As new formats go, Blu-ray Disc got off to a shaky start. First, there were repeated production delays with Sony's PlayStation 3, an overhauled version of the company's popular game console that features a Blu-ray Disc drive for high-definition movie playback. And then came Samsung's bungled launch of the BD-P1000, the first standalone Blu-ray Disc player to hit the market - and one that incorporated a nondefeatable noise-reduction circuit that softened the picture. Along with these snags, picture quality on the initial batch of Blu-ray movie discs was surprisingly spotty, with some looking grainy and only barely sharper than regular DVDs of the same movie. While all this was happening, HD DVD, the competing high-def disc format, was nibbling away at Blu-ray's lunch with fully functional HD DVD players and uniformly great-looking movie discs garnering rave reviews in these pages and elsewhere.

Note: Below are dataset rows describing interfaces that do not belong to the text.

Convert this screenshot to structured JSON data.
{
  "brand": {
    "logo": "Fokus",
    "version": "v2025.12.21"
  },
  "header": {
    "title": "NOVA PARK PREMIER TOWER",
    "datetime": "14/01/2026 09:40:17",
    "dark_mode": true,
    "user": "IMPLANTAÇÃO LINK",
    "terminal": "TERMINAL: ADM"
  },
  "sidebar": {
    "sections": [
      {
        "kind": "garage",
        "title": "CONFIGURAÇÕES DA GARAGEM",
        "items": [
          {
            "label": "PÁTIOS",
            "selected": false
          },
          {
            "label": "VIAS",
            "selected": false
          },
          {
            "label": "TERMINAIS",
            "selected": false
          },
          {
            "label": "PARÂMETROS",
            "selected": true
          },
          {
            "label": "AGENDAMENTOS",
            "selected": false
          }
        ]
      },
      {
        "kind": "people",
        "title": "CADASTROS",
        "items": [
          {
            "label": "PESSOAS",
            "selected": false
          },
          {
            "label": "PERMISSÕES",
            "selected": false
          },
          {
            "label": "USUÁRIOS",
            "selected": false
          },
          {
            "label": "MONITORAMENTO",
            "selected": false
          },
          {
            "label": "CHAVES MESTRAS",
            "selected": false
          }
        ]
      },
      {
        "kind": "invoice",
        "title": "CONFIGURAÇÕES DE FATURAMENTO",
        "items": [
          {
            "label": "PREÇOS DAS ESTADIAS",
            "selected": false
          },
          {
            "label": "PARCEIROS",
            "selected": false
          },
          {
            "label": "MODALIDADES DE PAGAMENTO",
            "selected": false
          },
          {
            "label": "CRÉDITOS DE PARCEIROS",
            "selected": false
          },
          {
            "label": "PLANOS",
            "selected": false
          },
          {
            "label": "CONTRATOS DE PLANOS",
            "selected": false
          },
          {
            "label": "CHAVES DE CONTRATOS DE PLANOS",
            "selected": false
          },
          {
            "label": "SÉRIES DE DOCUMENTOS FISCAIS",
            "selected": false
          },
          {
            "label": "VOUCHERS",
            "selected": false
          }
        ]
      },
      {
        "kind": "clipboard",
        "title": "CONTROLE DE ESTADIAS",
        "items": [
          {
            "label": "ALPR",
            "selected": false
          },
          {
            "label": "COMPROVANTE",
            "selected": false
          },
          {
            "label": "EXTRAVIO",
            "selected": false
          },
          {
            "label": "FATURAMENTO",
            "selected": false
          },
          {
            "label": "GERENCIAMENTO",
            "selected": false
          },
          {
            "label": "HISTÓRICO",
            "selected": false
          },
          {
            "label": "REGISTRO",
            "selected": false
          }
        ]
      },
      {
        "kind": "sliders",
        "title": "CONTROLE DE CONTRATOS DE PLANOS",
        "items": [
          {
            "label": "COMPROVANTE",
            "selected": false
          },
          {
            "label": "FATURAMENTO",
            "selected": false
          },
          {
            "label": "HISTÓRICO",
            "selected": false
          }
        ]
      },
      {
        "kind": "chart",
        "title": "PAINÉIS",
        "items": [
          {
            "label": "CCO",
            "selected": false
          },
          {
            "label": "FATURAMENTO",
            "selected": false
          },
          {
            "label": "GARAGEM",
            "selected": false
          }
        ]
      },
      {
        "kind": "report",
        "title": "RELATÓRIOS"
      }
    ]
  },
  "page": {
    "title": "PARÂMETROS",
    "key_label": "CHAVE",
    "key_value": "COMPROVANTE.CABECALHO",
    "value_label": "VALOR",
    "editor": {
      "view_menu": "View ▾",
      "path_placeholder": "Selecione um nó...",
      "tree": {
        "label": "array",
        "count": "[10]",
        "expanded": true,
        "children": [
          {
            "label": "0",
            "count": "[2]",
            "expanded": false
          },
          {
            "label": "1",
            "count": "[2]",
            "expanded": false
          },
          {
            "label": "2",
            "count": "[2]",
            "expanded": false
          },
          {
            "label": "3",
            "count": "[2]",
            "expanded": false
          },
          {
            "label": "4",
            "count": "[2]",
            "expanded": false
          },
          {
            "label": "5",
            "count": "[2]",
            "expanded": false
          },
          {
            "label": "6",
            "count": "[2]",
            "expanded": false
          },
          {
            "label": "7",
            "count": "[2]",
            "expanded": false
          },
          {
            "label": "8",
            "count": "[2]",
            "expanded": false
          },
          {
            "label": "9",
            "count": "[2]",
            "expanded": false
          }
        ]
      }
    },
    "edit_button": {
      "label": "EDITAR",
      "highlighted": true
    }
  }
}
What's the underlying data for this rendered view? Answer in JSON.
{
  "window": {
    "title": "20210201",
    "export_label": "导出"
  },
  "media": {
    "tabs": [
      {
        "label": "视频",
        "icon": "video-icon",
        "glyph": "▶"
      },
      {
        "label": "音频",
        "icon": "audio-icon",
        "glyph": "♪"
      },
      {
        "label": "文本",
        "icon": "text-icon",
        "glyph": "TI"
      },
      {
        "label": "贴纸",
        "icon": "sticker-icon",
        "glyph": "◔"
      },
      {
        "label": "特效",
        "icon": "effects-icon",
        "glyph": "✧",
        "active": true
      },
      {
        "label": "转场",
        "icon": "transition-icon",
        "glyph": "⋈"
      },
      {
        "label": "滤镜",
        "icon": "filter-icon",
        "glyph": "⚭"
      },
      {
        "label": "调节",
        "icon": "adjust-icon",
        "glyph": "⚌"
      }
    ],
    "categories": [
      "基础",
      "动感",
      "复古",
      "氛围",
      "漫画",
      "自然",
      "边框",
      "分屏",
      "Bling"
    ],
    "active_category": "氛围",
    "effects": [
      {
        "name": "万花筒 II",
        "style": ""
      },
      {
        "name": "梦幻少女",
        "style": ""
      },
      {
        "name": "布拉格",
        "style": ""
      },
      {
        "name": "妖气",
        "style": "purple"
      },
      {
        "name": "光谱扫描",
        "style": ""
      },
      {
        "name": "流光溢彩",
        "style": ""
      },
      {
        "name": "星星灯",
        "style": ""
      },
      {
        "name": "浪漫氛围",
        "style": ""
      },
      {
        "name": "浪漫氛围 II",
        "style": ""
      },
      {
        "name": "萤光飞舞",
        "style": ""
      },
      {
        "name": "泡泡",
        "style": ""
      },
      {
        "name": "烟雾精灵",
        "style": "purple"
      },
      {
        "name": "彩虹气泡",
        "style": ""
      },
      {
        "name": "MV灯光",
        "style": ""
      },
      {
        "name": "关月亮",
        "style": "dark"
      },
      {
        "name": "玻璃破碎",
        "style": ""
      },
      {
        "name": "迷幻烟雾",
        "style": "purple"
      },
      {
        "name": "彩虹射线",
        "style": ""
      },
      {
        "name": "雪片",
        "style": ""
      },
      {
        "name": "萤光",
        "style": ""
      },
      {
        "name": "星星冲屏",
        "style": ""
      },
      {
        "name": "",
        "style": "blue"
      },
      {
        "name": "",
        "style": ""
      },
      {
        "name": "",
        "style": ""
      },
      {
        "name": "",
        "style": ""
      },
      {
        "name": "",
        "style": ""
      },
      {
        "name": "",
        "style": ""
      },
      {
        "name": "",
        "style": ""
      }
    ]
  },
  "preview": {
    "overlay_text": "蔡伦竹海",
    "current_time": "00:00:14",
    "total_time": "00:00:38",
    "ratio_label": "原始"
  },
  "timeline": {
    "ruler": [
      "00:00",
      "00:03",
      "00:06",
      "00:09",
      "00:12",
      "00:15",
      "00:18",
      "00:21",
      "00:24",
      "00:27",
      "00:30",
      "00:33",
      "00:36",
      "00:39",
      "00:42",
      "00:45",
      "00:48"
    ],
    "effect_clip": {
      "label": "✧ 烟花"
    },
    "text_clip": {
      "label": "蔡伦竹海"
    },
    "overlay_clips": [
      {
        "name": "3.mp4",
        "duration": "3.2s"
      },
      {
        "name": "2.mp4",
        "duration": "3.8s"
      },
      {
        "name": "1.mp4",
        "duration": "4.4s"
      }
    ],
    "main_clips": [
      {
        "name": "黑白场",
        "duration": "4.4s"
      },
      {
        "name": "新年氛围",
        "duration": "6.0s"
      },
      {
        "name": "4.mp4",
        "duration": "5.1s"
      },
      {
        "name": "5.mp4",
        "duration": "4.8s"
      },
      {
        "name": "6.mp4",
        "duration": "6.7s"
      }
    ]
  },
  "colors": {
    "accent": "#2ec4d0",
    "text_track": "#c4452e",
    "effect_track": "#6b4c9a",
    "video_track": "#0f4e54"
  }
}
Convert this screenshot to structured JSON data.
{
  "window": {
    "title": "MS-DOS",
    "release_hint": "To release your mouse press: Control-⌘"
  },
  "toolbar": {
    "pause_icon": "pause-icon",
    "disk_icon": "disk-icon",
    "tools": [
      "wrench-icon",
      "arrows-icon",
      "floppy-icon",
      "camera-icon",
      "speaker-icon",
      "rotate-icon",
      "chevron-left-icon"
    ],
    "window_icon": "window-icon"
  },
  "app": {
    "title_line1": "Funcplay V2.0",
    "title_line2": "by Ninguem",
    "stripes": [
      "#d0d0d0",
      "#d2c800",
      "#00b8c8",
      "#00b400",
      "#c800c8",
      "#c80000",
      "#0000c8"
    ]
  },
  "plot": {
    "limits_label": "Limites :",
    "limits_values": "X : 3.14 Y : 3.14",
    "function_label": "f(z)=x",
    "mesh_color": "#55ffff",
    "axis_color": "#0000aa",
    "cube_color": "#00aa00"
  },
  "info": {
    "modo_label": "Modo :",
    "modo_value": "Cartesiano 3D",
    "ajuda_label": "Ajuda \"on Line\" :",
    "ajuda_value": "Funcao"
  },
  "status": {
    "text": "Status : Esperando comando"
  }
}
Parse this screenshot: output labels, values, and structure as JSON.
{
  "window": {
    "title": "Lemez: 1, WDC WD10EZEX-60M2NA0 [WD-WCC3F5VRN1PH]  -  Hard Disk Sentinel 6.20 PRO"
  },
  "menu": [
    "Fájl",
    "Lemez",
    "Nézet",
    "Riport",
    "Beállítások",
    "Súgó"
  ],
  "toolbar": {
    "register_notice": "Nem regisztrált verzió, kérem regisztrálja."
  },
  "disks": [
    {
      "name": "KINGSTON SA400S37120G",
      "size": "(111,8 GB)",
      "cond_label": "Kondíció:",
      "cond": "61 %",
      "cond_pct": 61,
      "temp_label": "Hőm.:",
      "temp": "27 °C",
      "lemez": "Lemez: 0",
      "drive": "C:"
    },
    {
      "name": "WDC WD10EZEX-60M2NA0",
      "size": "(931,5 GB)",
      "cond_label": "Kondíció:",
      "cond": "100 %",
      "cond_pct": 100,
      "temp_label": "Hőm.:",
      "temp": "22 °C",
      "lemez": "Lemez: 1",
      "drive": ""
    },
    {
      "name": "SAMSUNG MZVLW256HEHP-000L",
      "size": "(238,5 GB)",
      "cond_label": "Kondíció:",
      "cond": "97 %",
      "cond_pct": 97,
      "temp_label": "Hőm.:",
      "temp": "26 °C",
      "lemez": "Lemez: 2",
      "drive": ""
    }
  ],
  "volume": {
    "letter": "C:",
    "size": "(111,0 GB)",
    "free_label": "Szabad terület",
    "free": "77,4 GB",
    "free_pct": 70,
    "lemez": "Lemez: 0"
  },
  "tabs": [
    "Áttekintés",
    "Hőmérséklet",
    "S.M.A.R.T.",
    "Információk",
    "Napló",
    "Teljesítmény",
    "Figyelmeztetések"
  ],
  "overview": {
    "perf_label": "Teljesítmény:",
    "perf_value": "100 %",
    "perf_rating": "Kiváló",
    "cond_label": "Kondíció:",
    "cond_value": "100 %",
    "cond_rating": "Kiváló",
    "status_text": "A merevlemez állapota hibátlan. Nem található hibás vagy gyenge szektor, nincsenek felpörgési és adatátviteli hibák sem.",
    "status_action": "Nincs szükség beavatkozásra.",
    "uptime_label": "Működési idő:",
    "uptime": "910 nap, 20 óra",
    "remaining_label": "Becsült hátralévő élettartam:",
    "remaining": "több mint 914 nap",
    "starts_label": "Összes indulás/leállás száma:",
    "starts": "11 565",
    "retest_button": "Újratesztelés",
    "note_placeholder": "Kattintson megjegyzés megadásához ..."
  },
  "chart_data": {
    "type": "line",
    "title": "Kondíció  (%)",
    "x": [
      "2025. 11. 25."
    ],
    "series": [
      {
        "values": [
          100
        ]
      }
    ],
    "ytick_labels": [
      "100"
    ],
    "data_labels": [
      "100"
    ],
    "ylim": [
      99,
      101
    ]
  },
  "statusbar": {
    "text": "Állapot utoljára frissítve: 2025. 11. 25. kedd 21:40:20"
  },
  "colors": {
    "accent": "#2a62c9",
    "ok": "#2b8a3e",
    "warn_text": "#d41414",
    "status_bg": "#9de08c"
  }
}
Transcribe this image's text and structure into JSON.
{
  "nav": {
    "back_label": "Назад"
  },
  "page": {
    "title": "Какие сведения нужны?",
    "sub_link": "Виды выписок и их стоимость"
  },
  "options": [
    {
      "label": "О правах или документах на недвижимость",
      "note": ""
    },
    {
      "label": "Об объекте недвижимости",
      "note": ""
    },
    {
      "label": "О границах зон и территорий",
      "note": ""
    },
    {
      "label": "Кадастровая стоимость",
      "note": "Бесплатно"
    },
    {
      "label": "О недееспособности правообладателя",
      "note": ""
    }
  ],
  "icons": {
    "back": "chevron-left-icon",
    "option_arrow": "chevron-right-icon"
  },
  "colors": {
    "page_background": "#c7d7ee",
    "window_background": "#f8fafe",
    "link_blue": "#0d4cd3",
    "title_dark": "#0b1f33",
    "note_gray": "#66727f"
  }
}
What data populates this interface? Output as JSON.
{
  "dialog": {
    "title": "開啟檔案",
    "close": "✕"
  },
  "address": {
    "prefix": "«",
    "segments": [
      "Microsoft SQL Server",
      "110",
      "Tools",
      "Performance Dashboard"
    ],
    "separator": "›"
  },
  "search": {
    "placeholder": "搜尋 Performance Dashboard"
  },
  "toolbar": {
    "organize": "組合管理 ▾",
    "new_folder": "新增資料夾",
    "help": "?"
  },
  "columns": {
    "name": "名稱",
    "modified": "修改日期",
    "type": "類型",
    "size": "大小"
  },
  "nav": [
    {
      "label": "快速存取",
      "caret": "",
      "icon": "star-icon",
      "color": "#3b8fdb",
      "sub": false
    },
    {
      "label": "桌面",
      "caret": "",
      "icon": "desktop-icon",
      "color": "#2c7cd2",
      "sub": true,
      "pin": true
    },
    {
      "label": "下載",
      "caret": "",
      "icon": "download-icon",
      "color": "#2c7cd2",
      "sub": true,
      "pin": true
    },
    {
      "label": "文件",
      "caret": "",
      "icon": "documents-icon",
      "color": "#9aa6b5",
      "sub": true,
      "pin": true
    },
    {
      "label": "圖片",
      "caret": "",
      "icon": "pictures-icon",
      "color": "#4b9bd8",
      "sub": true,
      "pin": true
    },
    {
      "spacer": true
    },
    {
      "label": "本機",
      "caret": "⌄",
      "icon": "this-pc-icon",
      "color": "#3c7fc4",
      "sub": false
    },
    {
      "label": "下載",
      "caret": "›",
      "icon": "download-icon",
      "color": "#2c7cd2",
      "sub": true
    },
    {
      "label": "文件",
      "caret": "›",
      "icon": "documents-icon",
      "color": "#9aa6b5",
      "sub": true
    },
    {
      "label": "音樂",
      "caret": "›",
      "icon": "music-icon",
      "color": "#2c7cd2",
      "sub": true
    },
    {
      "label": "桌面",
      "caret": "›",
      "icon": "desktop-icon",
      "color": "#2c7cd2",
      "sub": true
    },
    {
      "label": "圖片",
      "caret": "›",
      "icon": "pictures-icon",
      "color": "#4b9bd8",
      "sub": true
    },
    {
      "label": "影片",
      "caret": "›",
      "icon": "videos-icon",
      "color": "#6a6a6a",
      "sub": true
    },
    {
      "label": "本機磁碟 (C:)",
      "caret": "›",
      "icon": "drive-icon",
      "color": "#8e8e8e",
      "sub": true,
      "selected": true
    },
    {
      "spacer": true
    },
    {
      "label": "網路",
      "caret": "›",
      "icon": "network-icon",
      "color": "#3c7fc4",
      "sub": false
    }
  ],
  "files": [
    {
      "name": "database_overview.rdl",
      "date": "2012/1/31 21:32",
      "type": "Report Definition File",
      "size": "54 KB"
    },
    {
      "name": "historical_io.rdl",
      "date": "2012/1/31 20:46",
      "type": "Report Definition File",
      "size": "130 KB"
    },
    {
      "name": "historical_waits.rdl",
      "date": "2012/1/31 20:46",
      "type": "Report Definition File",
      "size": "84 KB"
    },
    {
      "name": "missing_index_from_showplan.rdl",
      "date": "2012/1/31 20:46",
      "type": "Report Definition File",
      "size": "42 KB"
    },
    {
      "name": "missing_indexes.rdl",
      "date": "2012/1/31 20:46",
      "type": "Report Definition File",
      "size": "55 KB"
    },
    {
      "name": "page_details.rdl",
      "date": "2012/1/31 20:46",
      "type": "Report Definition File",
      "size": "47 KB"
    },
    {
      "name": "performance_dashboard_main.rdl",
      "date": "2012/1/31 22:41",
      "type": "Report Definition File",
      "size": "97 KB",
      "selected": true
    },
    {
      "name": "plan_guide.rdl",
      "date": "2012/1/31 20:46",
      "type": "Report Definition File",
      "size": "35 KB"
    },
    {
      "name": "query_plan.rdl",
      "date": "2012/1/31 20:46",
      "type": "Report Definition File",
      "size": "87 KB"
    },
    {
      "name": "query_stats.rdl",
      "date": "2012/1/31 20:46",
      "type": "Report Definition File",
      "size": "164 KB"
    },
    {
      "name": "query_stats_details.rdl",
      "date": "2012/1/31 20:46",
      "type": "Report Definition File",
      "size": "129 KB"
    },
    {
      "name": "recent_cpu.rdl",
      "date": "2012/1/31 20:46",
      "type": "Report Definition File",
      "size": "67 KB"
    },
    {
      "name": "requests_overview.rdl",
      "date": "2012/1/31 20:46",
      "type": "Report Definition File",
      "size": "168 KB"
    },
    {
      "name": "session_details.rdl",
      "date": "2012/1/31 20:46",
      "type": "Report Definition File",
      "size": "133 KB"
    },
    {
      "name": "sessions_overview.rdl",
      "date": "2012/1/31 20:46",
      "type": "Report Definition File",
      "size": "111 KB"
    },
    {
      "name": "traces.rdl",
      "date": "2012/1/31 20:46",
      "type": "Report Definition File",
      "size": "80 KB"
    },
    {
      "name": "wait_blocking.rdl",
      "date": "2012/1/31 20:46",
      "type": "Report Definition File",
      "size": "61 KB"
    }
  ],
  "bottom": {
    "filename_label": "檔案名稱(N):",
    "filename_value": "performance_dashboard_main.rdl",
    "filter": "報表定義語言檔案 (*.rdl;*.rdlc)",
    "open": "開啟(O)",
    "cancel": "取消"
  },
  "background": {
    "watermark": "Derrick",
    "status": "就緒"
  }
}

But if anyone expects Blu-ray to go down easy, he's wrong. A fresh batch of Blu-ray Disc players, including a firmware-fixed Samsung BD-P1000, have hit the streets, and Sony managed to launch the PlayStation 3 in time for the holiday shopping season (not that there will be any left after the hordes of gamers and eBay entrepreneurs scoop up the limited first production run). More important, the picture quality of Blu-ray movie discs has improved. Whereas the first releases were mostly created using the MPEG-2 compression format employed in regular DVD production and HDTV broadcasting, many recent releases take advantage of newer, more efficient codecs like MPEG-4 AVC and VC-1. And the arrival of dual-layer BD-50 discs with 50-gigabyte storage capacity allows for those movies encoded with MPEG-2 to be transferred at higher bit rates than was initially possible with 25-GB single-layer discs.
To gauge Blu-ray's progress since my first run-in with the format, I gathered a mound of movie discs (and a few games, too) and the three available players: Sony's PlayStation 3 ($599 retail for the deluxe version, or $3k on eBay), Panasonic's new DMP-BD10 ($1,300), and the Samsung BD-P1000 ($999, originally reviewed in our September issue) with a new firmware upgrade. My review system included a Sony VPL-VW50 1080p SXRD front projector, an 87-inch wide Stewart Firehawk SST screen, and an Anthem AVM-50 preamp for audio and video switching and audio processing.
Ready for Blu-ray Round 2? I know I am, so let's power up the projector and get rolling.
Copyright © 2013 Bonnier Corp. All rights reserved. Reproduction in whole or in part without permission is prohibited.